(App and web page records)
# # # #

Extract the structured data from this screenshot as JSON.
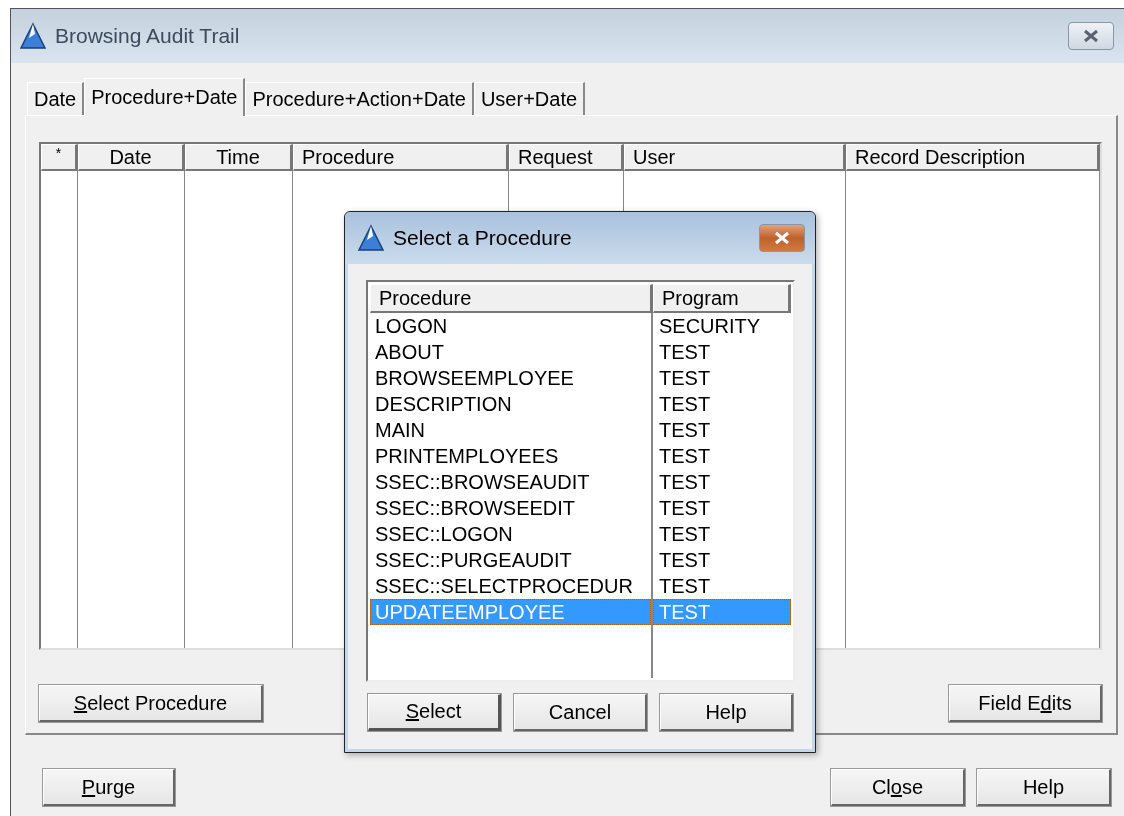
{
  "window": {
    "title": "Browsing Audit Trail"
  },
  "tabs": [
    {
      "label": "Date",
      "selected": false
    },
    {
      "label": "Procedure+Date",
      "selected": true
    },
    {
      "label": "Procedure+Action+Date",
      "selected": false
    },
    {
      "label": "User+Date",
      "selected": false
    }
  ],
  "table": {
    "columns": [
      "*",
      "Date",
      "Time",
      "Procedure",
      "Request",
      "User",
      "Record Description"
    ]
  },
  "panel_buttons": [
    {
      "access_key": "S",
      "after": "elect Procedure"
    },
    {
      "before": "Field E",
      "access_key": "d",
      "after": "its"
    }
  ],
  "footer_buttons": [
    {
      "access_key": "P",
      "after": "urge"
    },
    {
      "before": "Cl",
      "access_key": "o",
      "after": "se"
    },
    {
      "before": "Help"
    }
  ],
  "dialog": {
    "title": "Select a Procedure",
    "columns": [
      "Procedure",
      "Program"
    ],
    "rows": [
      {
        "procedure": "LOGON",
        "program": "SECURITY",
        "selected": false
      },
      {
        "procedure": "ABOUT",
        "program": "TEST",
        "selected": false
      },
      {
        "procedure": "BROWSEEMPLOYEE",
        "program": "TEST",
        "selected": false
      },
      {
        "procedure": "DESCRIPTION",
        "program": "TEST",
        "selected": false
      },
      {
        "procedure": "MAIN",
        "program": "TEST",
        "selected": false
      },
      {
        "procedure": "PRINTEMPLOYEES",
        "program": "TEST",
        "selected": false
      },
      {
        "procedure": "SSEC::BROWSEAUDIT",
        "program": "TEST",
        "selected": false
      },
      {
        "procedure": "SSEC::BROWSEEDIT",
        "program": "TEST",
        "selected": false
      },
      {
        "procedure": "SSEC::LOGON",
        "program": "TEST",
        "selected": false
      },
      {
        "procedure": "SSEC::PURGEAUDIT",
        "program": "TEST",
        "selected": false
      },
      {
        "procedure": "SSEC::SELECTPROCEDUR",
        "program": "TEST",
        "selected": false
      },
      {
        "procedure": "UPDATEEMPLOYEE",
        "program": "TEST",
        "selected": true
      }
    ],
    "buttons": [
      {
        "access_key": "S",
        "after": "elect"
      },
      {
        "before": "Cancel"
      },
      {
        "before": "Help"
      }
    ]
  }
}
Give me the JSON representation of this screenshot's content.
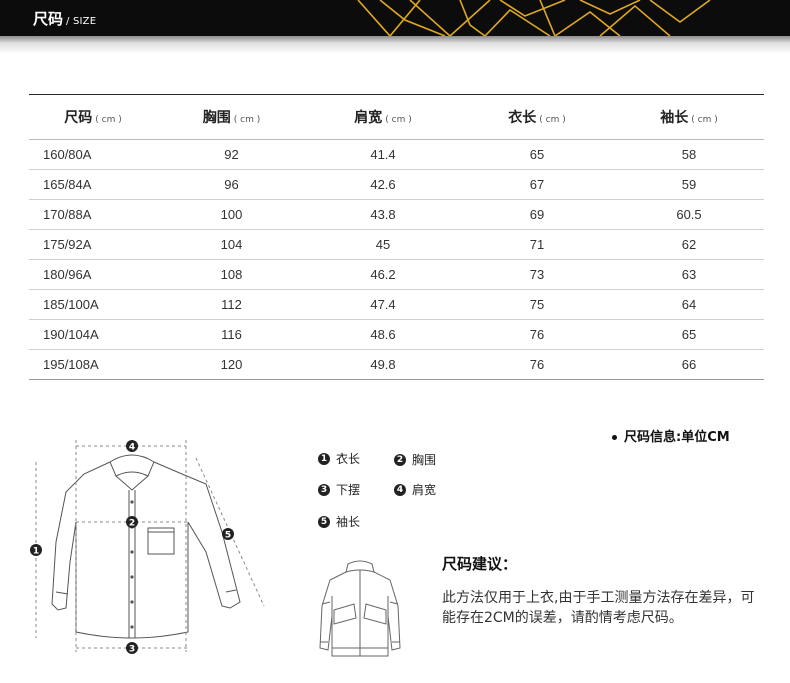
{
  "header": {
    "title_zh": "尺码",
    "title_en": "/ SIZE"
  },
  "table": {
    "headers": [
      {
        "label": "尺码",
        "unit": "( cm )"
      },
      {
        "label": "胸围",
        "unit": "( cm )"
      },
      {
        "label": "肩宽",
        "unit": "( cm )"
      },
      {
        "label": "衣长",
        "unit": "( cm )"
      },
      {
        "label": "袖长",
        "unit": "( cm )"
      }
    ],
    "rows": [
      [
        "160/80A",
        "92",
        "41.4",
        "65",
        "58"
      ],
      [
        "165/84A",
        "96",
        "42.6",
        "67",
        "59"
      ],
      [
        "170/88A",
        "100",
        "43.8",
        "69",
        "60.5"
      ],
      [
        "175/92A",
        "104",
        "45",
        "71",
        "62"
      ],
      [
        "180/96A",
        "108",
        "46.2",
        "73",
        "63"
      ],
      [
        "185/100A",
        "112",
        "47.4",
        "75",
        "64"
      ],
      [
        "190/104A",
        "116",
        "48.6",
        "76",
        "65"
      ],
      [
        "195/108A",
        "120",
        "49.8",
        "76",
        "66"
      ]
    ]
  },
  "unit_note": "尺码信息:单位CM",
  "diagram_markers": [
    "1",
    "2",
    "3",
    "4",
    "5"
  ],
  "legend": [
    {
      "num": "1",
      "label": "衣长"
    },
    {
      "num": "2",
      "label": "胸围"
    },
    {
      "num": "3",
      "label": "下摆"
    },
    {
      "num": "4",
      "label": "肩宽"
    },
    {
      "num": "5",
      "label": "袖长"
    }
  ],
  "advice": {
    "title": "尺码建议：",
    "text": "此方法仅用于上衣,由于手工测量方法存在差异，可能存在2CM的误差，请酌情考虑尺码。"
  },
  "colors": {
    "header_bg": "#0c0c0c",
    "accent_gold": "#e0a820",
    "text_dark": "#222222"
  }
}
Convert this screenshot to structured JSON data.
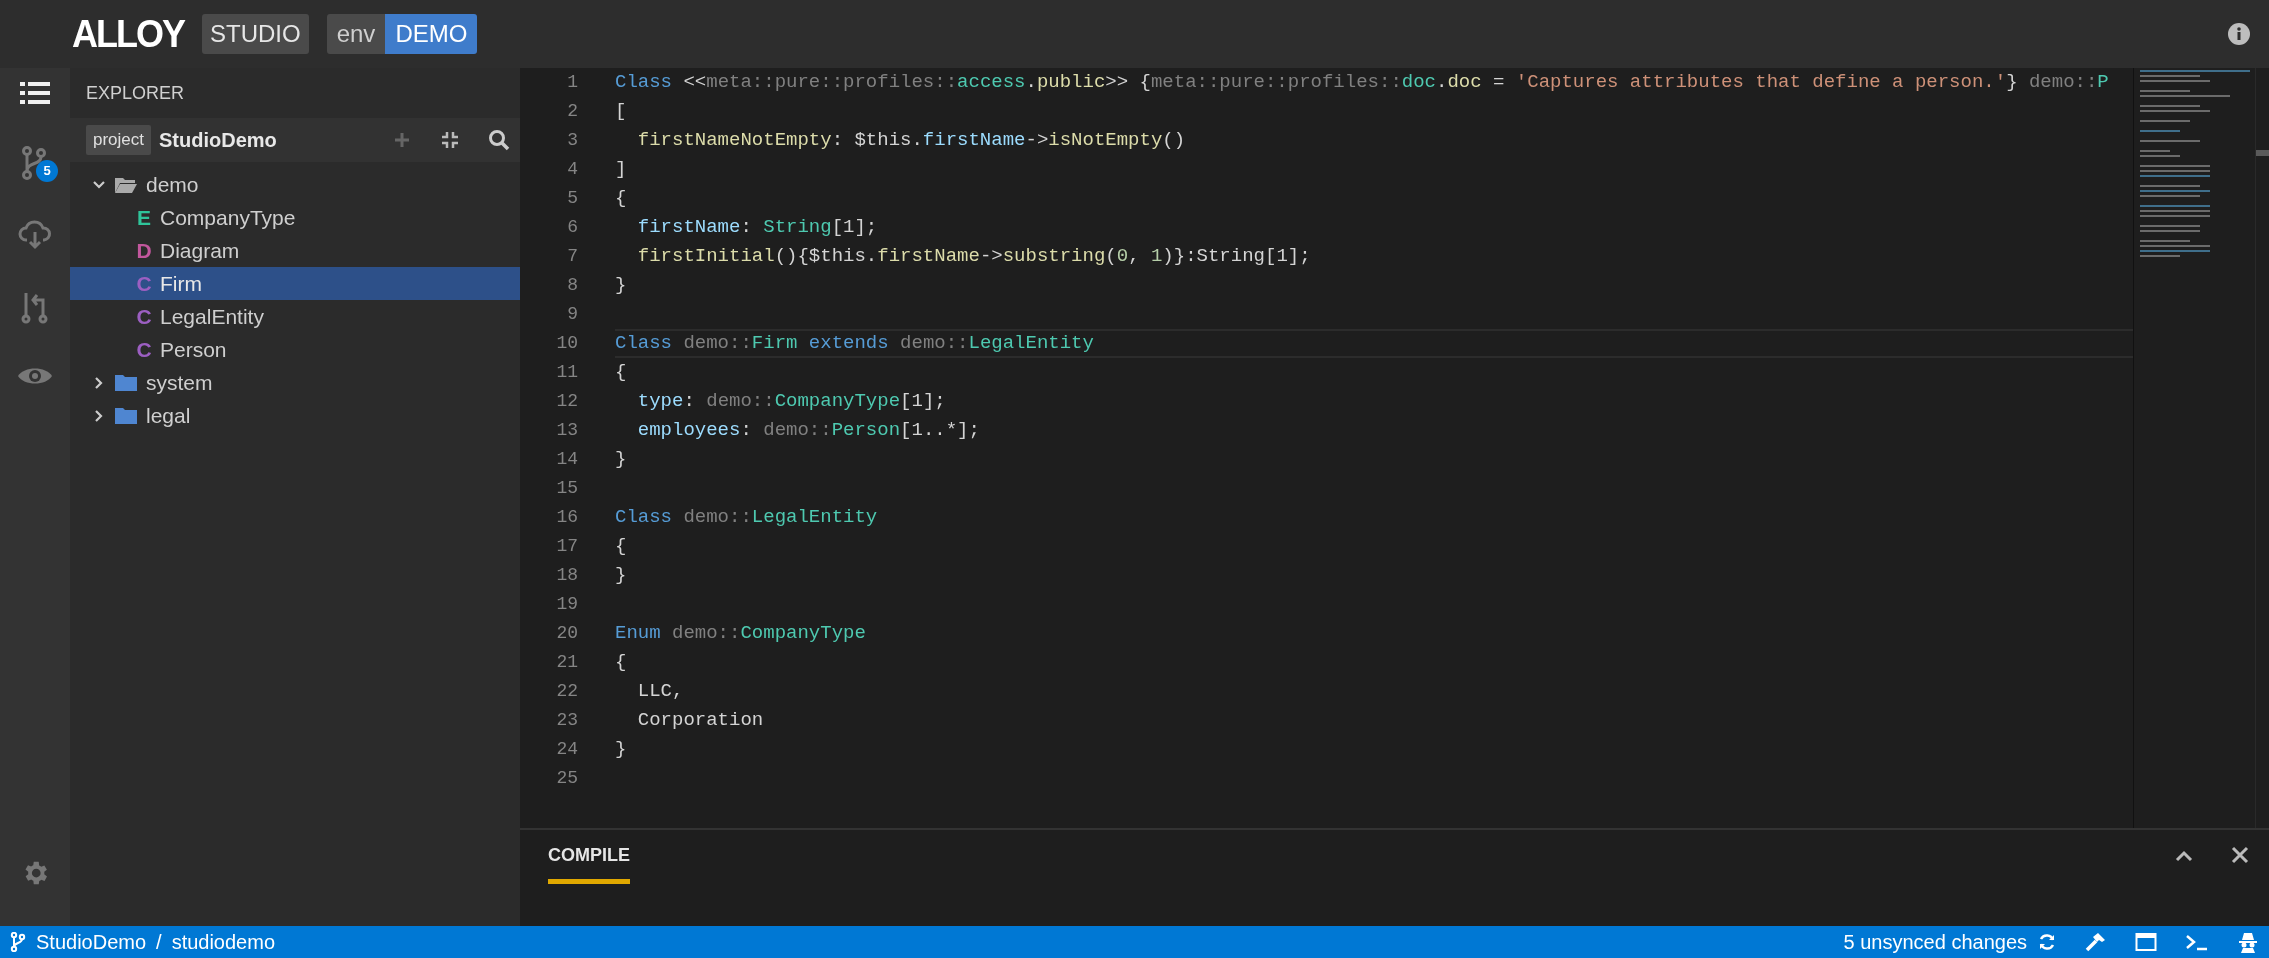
{
  "top_bar": {
    "logo": "ALLOY",
    "app_badge": "STUDIO",
    "env_label": "env",
    "env_value": "DEMO"
  },
  "activity_bar": {
    "items": [
      {
        "kind": "list",
        "selected": true
      },
      {
        "kind": "branch",
        "selected": false,
        "badge": "5"
      },
      {
        "kind": "cloud",
        "selected": false
      },
      {
        "kind": "pull",
        "selected": false
      },
      {
        "kind": "eye",
        "selected": false
      }
    ]
  },
  "explorer": {
    "title": "EXPLORER",
    "project_tag": "project",
    "project_name": "StudioDemo",
    "tree": [
      {
        "kind": "folder",
        "label": "demo",
        "expanded": true,
        "selected": false,
        "children": [
          {
            "kind": "enum",
            "badge": "E",
            "label": "CompanyType",
            "selected": false
          },
          {
            "kind": "diagram",
            "badge": "D",
            "label": "Diagram",
            "selected": false
          },
          {
            "kind": "class",
            "badge": "C",
            "label": "Firm",
            "selected": true
          },
          {
            "kind": "class",
            "badge": "C",
            "label": "LegalEntity",
            "selected": false
          },
          {
            "kind": "class",
            "badge": "C",
            "label": "Person",
            "selected": false
          }
        ]
      },
      {
        "kind": "folder",
        "label": "system",
        "expanded": false,
        "selected": false
      },
      {
        "kind": "folder",
        "label": "legal",
        "expanded": false,
        "selected": false
      }
    ]
  },
  "editor": {
    "lines": [
      {
        "number": "1",
        "current": false,
        "tokens": [
          {
            "text": "Class",
            "kind": "keyword"
          },
          {
            "text": " <<",
            "kind": "plain"
          },
          {
            "text": "meta::pure::profiles::",
            "kind": "path"
          },
          {
            "text": "access",
            "kind": "type"
          },
          {
            "text": ".",
            "kind": "plain"
          },
          {
            "text": "public",
            "kind": "func"
          },
          {
            "text": ">> {",
            "kind": "plain"
          },
          {
            "text": "meta::pure::profiles::",
            "kind": "path"
          },
          {
            "text": "doc",
            "kind": "type"
          },
          {
            "text": ".",
            "kind": "plain"
          },
          {
            "text": "doc",
            "kind": "func"
          },
          {
            "text": " = ",
            "kind": "plain"
          },
          {
            "text": "'Captures attributes that define a person.'",
            "kind": "string"
          },
          {
            "text": "} ",
            "kind": "plain"
          },
          {
            "text": "demo::",
            "kind": "path"
          },
          {
            "text": "P",
            "kind": "type"
          }
        ]
      },
      {
        "number": "2",
        "current": false,
        "tokens": [
          {
            "text": "[",
            "kind": "plain"
          }
        ]
      },
      {
        "number": "3",
        "current": false,
        "tokens": [
          {
            "text": "  firstNameNotEmpty",
            "kind": "func"
          },
          {
            "text": ": $this.",
            "kind": "plain"
          },
          {
            "text": "firstName",
            "kind": "prop"
          },
          {
            "text": "->",
            "kind": "plain"
          },
          {
            "text": "isNotEmpty",
            "kind": "func"
          },
          {
            "text": "()",
            "kind": "plain"
          }
        ]
      },
      {
        "number": "4",
        "current": false,
        "tokens": [
          {
            "text": "]",
            "kind": "plain"
          }
        ]
      },
      {
        "number": "5",
        "current": false,
        "tokens": [
          {
            "text": "{",
            "kind": "plain"
          }
        ]
      },
      {
        "number": "6",
        "current": false,
        "tokens": [
          {
            "text": "  firstName",
            "kind": "prop"
          },
          {
            "text": ": ",
            "kind": "plain"
          },
          {
            "text": "String",
            "kind": "type"
          },
          {
            "text": "[1];",
            "kind": "plain"
          }
        ]
      },
      {
        "number": "7",
        "current": false,
        "tokens": [
          {
            "text": "  firstInitial",
            "kind": "func"
          },
          {
            "text": "(){$this.",
            "kind": "plain"
          },
          {
            "text": "firstName",
            "kind": "func"
          },
          {
            "text": "->",
            "kind": "plain"
          },
          {
            "text": "substring",
            "kind": "func"
          },
          {
            "text": "(",
            "kind": "plain"
          },
          {
            "text": "0",
            "kind": "number"
          },
          {
            "text": ", ",
            "kind": "plain"
          },
          {
            "text": "1",
            "kind": "number"
          },
          {
            "text": ")}:String[1];",
            "kind": "plain"
          }
        ]
      },
      {
        "number": "8",
        "current": false,
        "tokens": [
          {
            "text": "}",
            "kind": "plain"
          }
        ]
      },
      {
        "number": "9",
        "current": false
      },
      {
        "number": "10",
        "current": true,
        "tokens": [
          {
            "text": "Class",
            "kind": "keyword"
          },
          {
            "text": " demo::",
            "kind": "path"
          },
          {
            "text": "Firm",
            "kind": "type"
          },
          {
            "text": " extends",
            "kind": "keyword"
          },
          {
            "text": " demo::",
            "kind": "path"
          },
          {
            "text": "LegalEntity",
            "kind": "type"
          }
        ]
      },
      {
        "number": "11",
        "current": false,
        "tokens": [
          {
            "text": "{",
            "kind": "plain"
          }
        ]
      },
      {
        "number": "12",
        "current": false,
        "tokens": [
          {
            "text": "  type",
            "kind": "prop"
          },
          {
            "text": ": ",
            "kind": "plain"
          },
          {
            "text": "demo::",
            "kind": "path"
          },
          {
            "text": "CompanyType",
            "kind": "type"
          },
          {
            "text": "[1];",
            "kind": "plain"
          }
        ]
      },
      {
        "number": "13",
        "current": false,
        "tokens": [
          {
            "text": "  employees",
            "kind": "prop"
          },
          {
            "text": ": ",
            "kind": "plain"
          },
          {
            "text": "demo::",
            "kind": "path"
          },
          {
            "text": "Person",
            "kind": "type"
          },
          {
            "text": "[1..*];",
            "kind": "plain"
          }
        ]
      },
      {
        "number": "14",
        "current": false,
        "tokens": [
          {
            "text": "}",
            "kind": "plain"
          }
        ]
      },
      {
        "number": "15",
        "current": false
      },
      {
        "number": "16",
        "current": false,
        "tokens": [
          {
            "text": "Class",
            "kind": "keyword"
          },
          {
            "text": " demo::",
            "kind": "path"
          },
          {
            "text": "LegalEntity",
            "kind": "type"
          }
        ]
      },
      {
        "number": "17",
        "current": false,
        "tokens": [
          {
            "text": "{",
            "kind": "plain"
          }
        ]
      },
      {
        "number": "18",
        "current": false,
        "tokens": [
          {
            "text": "}",
            "kind": "plain"
          }
        ]
      },
      {
        "number": "19",
        "current": false
      },
      {
        "number": "20",
        "current": false,
        "tokens": [
          {
            "text": "Enum",
            "kind": "keyword"
          },
          {
            "text": " demo::",
            "kind": "path"
          },
          {
            "text": "CompanyType",
            "kind": "type"
          }
        ]
      },
      {
        "number": "21",
        "current": false,
        "tokens": [
          {
            "text": "{",
            "kind": "plain"
          }
        ]
      },
      {
        "number": "22",
        "current": false,
        "tokens": [
          {
            "text": "  LLC,",
            "kind": "plain"
          }
        ]
      },
      {
        "number": "23",
        "current": false,
        "tokens": [
          {
            "text": "  Corporation",
            "kind": "plain"
          }
        ]
      },
      {
        "number": "24",
        "current": false,
        "tokens": [
          {
            "text": "}",
            "kind": "plain"
          }
        ]
      },
      {
        "number": "25",
        "current": false
      }
    ]
  },
  "panel": {
    "tabs": [
      {
        "label": "COMPILE",
        "selected": true
      }
    ]
  },
  "status_bar": {
    "project": "StudioDemo",
    "separator": "/",
    "workspace": "studiodemo",
    "changes": "5 unsynced changes"
  }
}
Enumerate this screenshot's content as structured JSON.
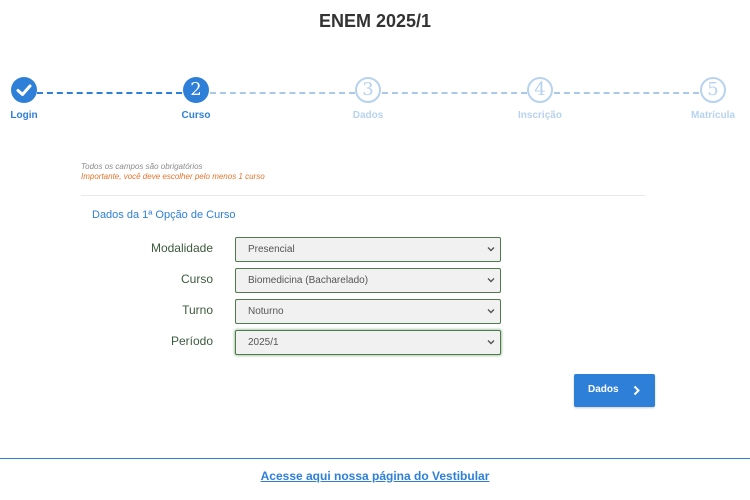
{
  "header": {
    "title": "ENEM 2025/1"
  },
  "stepper": {
    "steps": [
      {
        "number": "",
        "label": "Login",
        "state": "completed",
        "icon": "check-icon"
      },
      {
        "number": "2",
        "label": "Curso",
        "state": "active"
      },
      {
        "number": "3",
        "label": "Dados",
        "state": "pending"
      },
      {
        "number": "4",
        "label": "Inscrição",
        "state": "pending"
      },
      {
        "number": "5",
        "label": "Matrícula",
        "state": "pending"
      }
    ]
  },
  "notes": {
    "required": "Todos os campos são obrigatórios",
    "important": "Importante, você deve escolher pelo menos 1 curso"
  },
  "form": {
    "section_title": "Dados da 1ª Opção de Curso",
    "fields": [
      {
        "label": "Modalidade",
        "value": "Presencial"
      },
      {
        "label": "Curso",
        "value": "Biomedicina (Bacharelado)"
      },
      {
        "label": "Turno",
        "value": "Noturno"
      },
      {
        "label": "Período",
        "value": "2025/1"
      }
    ]
  },
  "actions": {
    "next_label": "Dados",
    "next_icon": "chevron-right-icon"
  },
  "footer": {
    "link_text": "Acesse aqui nossa página do Vestibular"
  },
  "colors": {
    "primary": "#2e7fd8",
    "pending": "#b7d2ef",
    "warning": "#e5742c",
    "field_border": "#4e7a4e"
  }
}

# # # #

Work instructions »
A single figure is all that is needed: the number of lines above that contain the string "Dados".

Completed exercise »
3